#### AIM OF THE EXERCISE:
Where a line in the data below includes the word "this", count it. State the total and nothing more.

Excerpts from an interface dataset
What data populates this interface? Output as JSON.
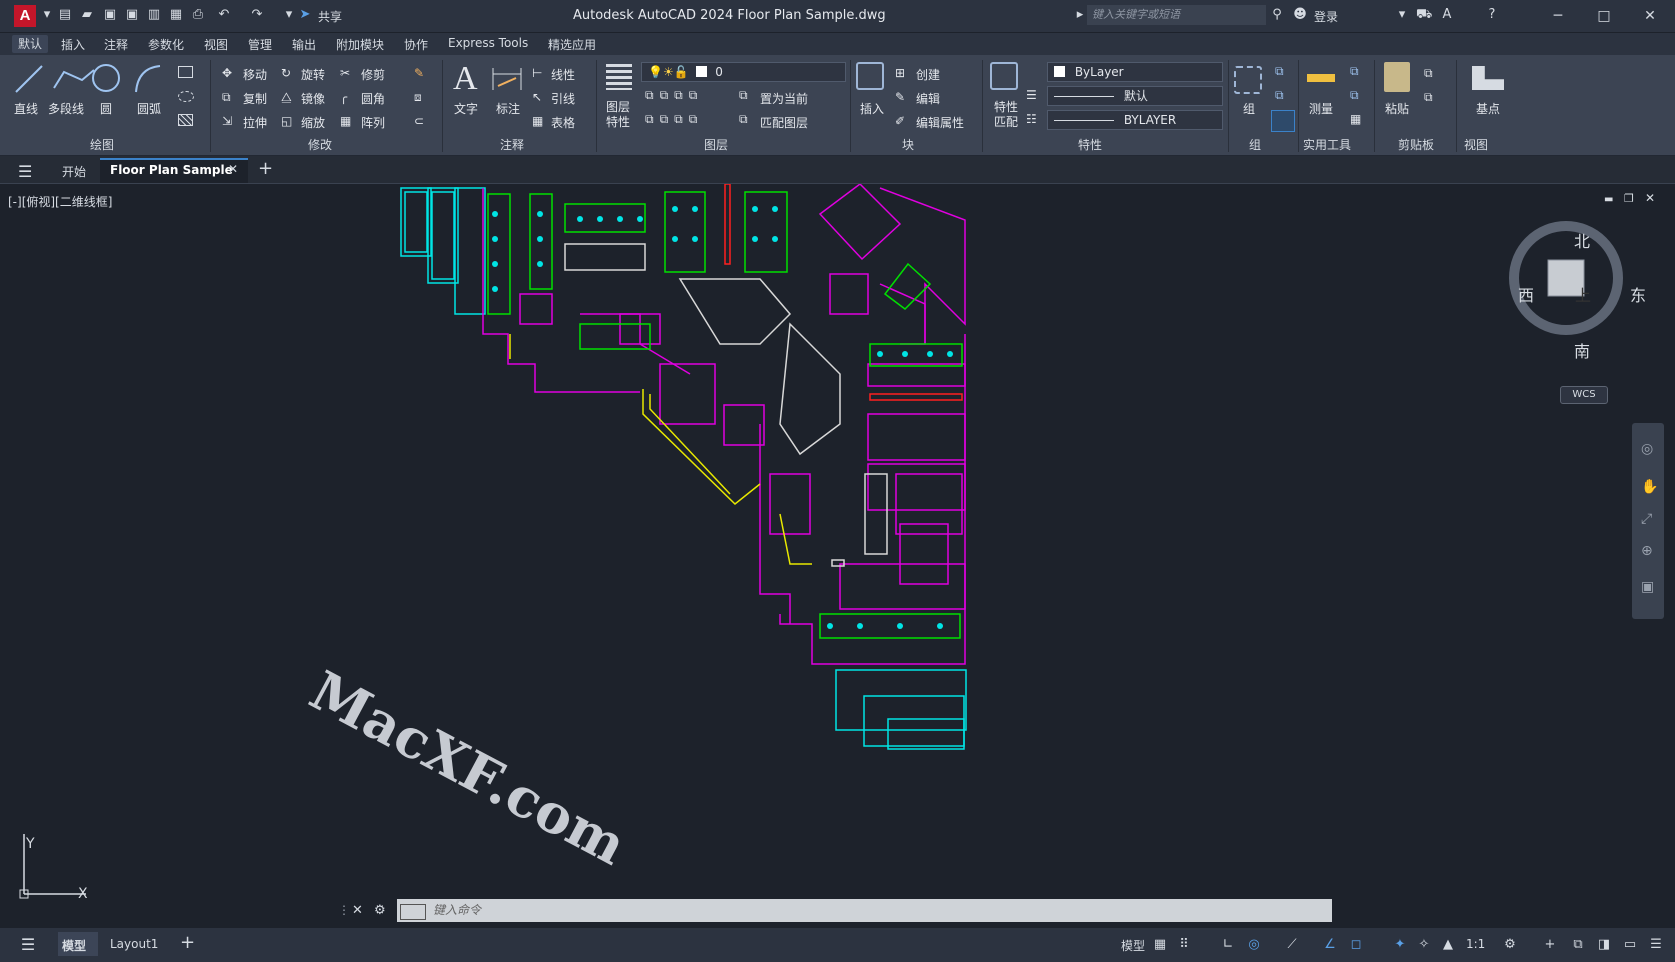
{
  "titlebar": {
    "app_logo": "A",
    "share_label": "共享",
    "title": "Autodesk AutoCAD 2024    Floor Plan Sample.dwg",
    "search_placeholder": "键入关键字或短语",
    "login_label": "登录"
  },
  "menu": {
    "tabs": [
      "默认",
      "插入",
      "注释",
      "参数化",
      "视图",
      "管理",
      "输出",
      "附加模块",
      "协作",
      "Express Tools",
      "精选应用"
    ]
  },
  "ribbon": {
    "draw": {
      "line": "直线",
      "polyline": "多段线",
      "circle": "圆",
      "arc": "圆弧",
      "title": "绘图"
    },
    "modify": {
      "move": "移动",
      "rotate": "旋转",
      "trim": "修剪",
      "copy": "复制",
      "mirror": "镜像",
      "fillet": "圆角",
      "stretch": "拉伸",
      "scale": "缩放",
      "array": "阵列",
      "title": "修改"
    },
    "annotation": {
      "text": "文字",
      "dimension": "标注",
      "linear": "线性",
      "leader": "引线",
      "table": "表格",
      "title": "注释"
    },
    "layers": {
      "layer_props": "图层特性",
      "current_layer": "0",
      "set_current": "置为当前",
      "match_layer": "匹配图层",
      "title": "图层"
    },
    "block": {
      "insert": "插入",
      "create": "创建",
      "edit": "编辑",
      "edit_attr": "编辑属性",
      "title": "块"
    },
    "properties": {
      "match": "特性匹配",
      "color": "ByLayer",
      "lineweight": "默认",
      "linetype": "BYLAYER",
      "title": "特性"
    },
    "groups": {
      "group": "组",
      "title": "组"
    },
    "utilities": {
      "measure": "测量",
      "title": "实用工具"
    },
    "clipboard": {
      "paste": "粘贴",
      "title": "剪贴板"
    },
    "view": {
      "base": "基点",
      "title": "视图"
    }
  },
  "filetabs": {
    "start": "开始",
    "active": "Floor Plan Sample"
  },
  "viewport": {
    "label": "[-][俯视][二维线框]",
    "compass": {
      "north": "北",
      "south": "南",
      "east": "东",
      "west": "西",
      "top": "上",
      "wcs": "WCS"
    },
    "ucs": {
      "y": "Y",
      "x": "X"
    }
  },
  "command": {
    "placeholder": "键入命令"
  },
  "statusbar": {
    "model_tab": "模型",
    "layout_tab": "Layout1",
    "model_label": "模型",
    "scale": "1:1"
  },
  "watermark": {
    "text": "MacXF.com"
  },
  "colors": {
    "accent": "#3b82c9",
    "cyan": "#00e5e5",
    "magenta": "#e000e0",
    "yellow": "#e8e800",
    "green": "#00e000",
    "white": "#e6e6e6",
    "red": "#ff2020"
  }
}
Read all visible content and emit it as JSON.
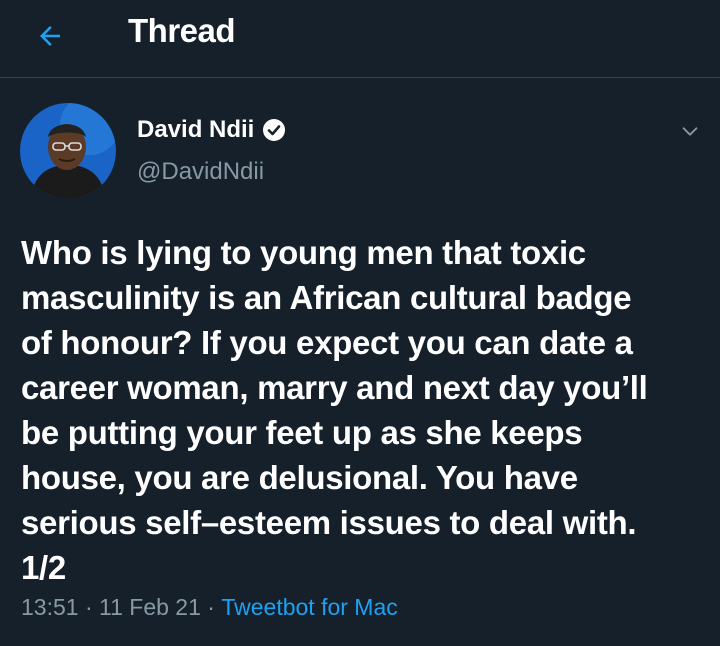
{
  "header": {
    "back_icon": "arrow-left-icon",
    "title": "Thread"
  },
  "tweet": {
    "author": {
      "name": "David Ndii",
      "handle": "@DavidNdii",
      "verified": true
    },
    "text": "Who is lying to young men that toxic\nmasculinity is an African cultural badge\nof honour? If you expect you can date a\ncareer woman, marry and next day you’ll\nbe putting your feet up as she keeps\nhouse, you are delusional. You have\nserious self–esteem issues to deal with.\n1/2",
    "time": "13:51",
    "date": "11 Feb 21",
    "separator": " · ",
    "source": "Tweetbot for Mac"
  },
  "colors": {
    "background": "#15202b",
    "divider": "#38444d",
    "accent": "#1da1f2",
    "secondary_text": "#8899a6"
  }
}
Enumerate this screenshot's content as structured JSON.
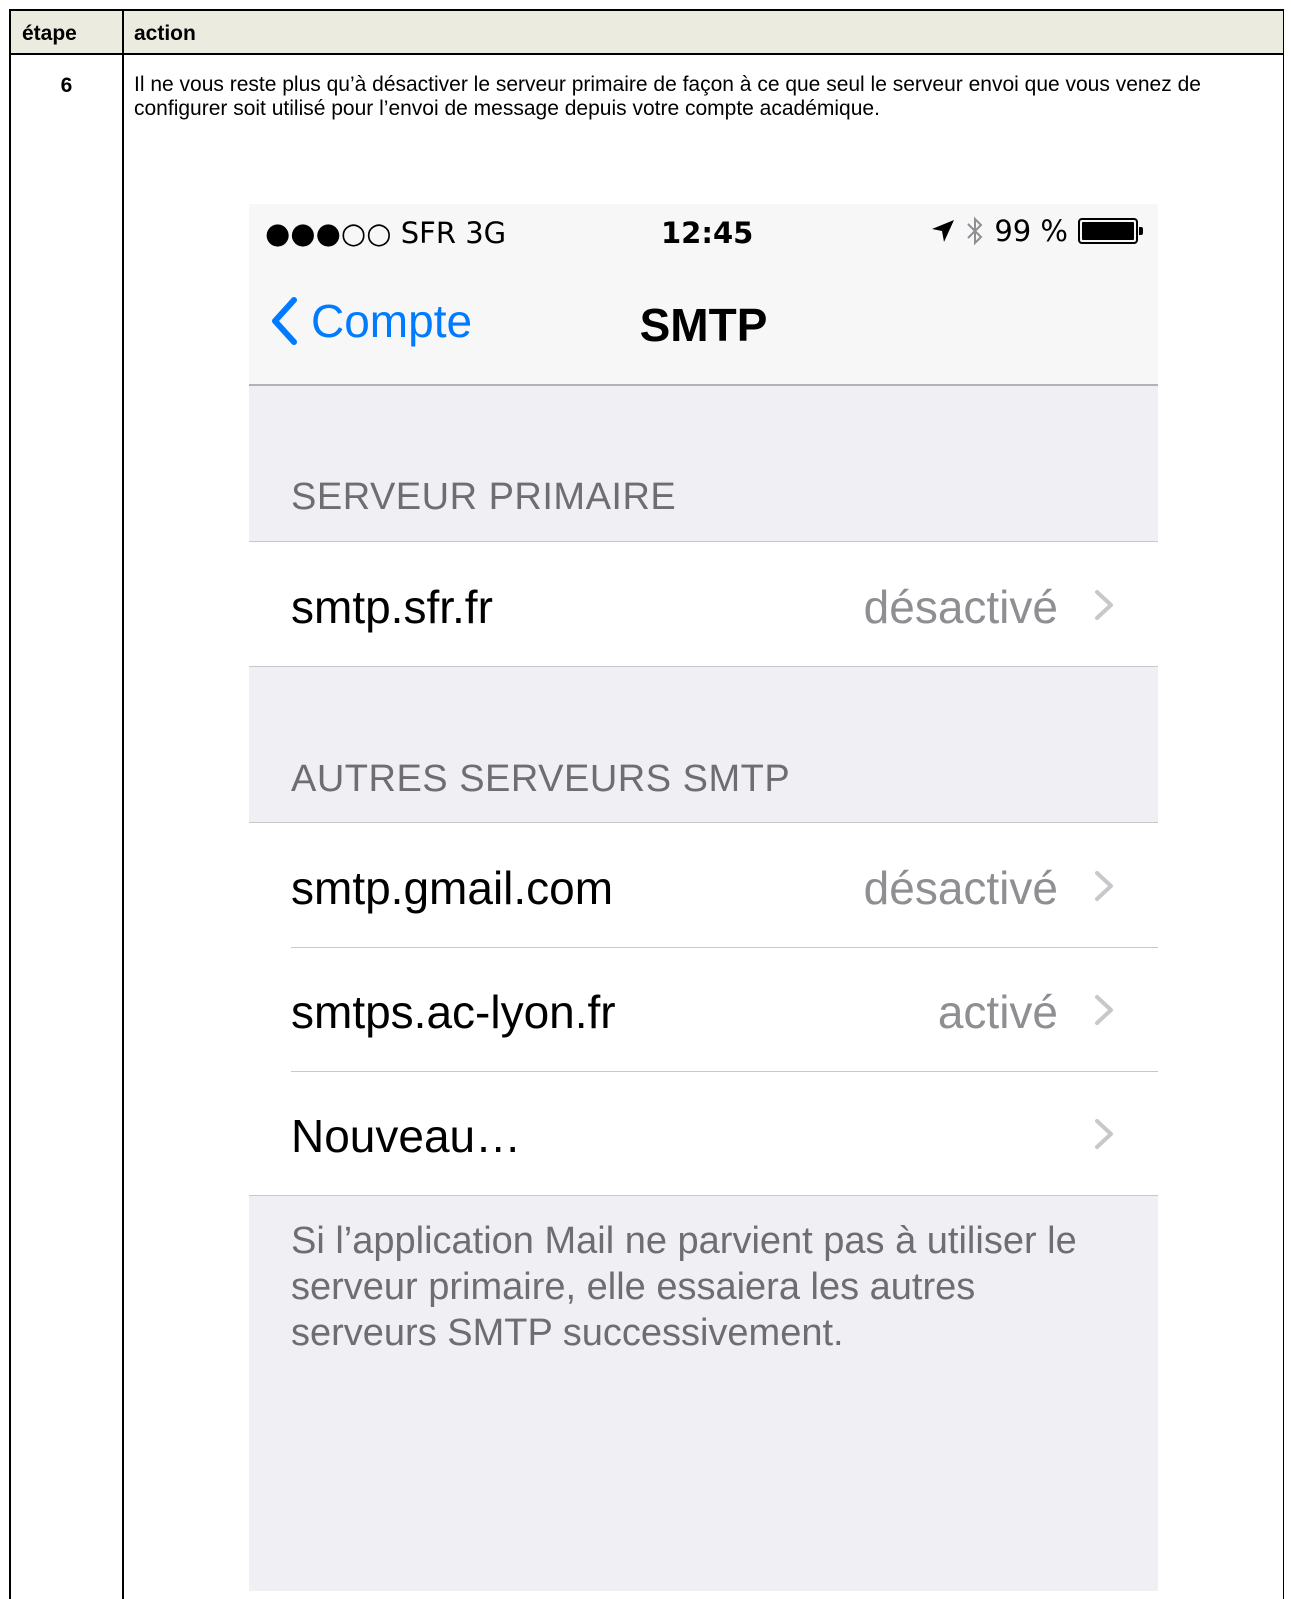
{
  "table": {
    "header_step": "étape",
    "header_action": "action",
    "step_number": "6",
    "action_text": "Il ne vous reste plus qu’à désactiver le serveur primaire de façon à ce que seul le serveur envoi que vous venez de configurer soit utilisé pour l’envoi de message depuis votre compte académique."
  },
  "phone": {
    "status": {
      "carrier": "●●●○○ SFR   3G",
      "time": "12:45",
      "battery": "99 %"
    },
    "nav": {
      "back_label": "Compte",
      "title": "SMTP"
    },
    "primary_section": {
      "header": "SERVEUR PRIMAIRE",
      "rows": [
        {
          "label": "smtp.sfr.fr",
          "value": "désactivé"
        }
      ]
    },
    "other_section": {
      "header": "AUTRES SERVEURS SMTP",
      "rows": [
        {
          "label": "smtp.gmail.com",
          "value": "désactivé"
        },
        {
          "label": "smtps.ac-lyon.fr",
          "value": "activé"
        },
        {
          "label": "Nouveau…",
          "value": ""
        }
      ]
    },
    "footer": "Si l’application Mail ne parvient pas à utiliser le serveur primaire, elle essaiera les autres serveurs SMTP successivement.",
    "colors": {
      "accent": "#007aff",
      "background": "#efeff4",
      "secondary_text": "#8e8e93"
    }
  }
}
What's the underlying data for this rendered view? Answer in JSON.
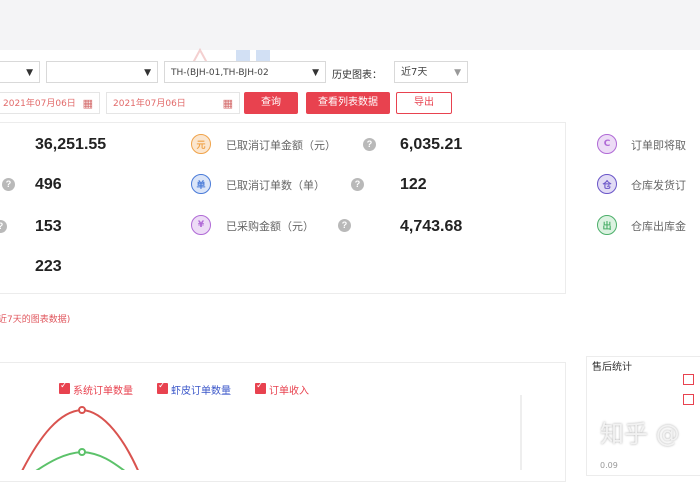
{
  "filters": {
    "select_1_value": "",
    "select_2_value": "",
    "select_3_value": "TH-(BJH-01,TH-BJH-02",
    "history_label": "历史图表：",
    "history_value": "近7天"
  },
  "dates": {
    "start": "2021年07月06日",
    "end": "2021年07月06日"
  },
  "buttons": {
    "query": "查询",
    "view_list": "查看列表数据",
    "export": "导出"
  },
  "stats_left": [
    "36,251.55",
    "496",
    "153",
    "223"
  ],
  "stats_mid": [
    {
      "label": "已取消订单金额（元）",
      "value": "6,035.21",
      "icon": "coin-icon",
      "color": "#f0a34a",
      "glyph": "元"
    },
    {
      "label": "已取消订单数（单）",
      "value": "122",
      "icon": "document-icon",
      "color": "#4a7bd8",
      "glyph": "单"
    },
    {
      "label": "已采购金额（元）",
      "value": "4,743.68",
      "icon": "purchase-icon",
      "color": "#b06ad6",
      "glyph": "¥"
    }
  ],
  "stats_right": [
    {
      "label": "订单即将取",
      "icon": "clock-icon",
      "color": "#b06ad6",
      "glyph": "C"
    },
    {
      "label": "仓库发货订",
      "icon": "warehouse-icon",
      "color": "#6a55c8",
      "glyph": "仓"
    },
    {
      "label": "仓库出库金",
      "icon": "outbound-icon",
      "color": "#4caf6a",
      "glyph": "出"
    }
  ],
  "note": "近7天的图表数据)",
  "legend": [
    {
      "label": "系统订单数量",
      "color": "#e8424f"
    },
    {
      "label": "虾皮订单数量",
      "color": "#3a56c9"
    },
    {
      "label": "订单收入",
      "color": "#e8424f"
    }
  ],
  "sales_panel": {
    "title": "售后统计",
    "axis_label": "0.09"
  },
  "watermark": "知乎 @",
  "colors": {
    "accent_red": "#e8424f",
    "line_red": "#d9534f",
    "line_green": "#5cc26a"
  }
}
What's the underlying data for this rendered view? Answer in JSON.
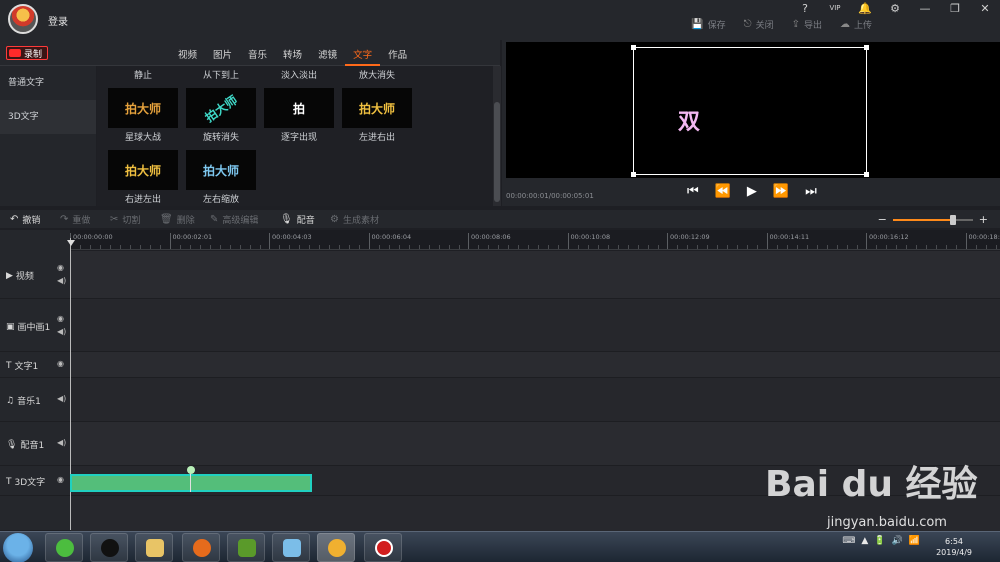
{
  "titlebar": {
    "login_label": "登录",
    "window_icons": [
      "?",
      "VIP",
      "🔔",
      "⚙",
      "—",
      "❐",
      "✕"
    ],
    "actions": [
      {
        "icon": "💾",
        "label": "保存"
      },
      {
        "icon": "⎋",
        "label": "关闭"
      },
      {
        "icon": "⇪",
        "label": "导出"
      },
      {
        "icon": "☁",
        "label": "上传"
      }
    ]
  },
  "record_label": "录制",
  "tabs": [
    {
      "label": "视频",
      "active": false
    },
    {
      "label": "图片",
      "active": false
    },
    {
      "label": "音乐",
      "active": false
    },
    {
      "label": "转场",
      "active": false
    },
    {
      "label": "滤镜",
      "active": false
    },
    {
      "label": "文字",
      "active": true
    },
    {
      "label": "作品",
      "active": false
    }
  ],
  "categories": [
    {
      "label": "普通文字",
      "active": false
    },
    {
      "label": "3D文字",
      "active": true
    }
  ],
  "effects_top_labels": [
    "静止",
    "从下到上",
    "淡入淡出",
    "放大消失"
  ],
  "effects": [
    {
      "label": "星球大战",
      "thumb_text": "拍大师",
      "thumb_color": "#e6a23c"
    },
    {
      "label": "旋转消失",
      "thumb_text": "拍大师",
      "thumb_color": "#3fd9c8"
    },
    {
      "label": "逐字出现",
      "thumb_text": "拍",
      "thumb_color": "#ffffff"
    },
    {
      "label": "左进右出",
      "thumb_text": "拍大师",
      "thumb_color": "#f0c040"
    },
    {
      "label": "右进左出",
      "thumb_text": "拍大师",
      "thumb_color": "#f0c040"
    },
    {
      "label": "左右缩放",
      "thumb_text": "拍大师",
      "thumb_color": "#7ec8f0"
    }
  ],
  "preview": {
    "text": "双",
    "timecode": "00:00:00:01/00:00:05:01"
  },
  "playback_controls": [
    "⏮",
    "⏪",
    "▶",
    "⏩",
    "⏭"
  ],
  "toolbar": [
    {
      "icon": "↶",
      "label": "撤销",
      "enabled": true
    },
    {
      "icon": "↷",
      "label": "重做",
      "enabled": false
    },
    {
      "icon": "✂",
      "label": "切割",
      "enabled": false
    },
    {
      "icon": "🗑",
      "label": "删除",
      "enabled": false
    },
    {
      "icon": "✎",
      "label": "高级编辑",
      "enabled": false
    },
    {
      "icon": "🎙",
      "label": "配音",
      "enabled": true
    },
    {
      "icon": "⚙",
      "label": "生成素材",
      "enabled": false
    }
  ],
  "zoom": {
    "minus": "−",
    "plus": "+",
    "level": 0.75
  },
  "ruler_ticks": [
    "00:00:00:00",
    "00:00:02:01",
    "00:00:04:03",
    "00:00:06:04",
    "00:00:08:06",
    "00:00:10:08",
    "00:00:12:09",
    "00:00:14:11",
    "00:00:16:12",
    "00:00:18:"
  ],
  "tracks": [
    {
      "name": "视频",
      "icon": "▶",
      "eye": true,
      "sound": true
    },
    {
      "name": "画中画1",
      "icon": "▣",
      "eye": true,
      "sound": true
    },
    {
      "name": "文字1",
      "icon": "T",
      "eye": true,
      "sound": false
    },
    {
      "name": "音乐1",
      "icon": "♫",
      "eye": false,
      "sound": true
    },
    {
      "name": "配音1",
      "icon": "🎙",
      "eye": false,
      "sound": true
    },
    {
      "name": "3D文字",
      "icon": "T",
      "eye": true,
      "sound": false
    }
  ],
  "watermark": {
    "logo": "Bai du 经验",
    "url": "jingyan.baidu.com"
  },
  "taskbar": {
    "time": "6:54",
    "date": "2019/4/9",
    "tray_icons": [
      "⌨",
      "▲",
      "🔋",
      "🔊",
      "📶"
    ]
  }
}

#### EXERCISE SOLUTION:
4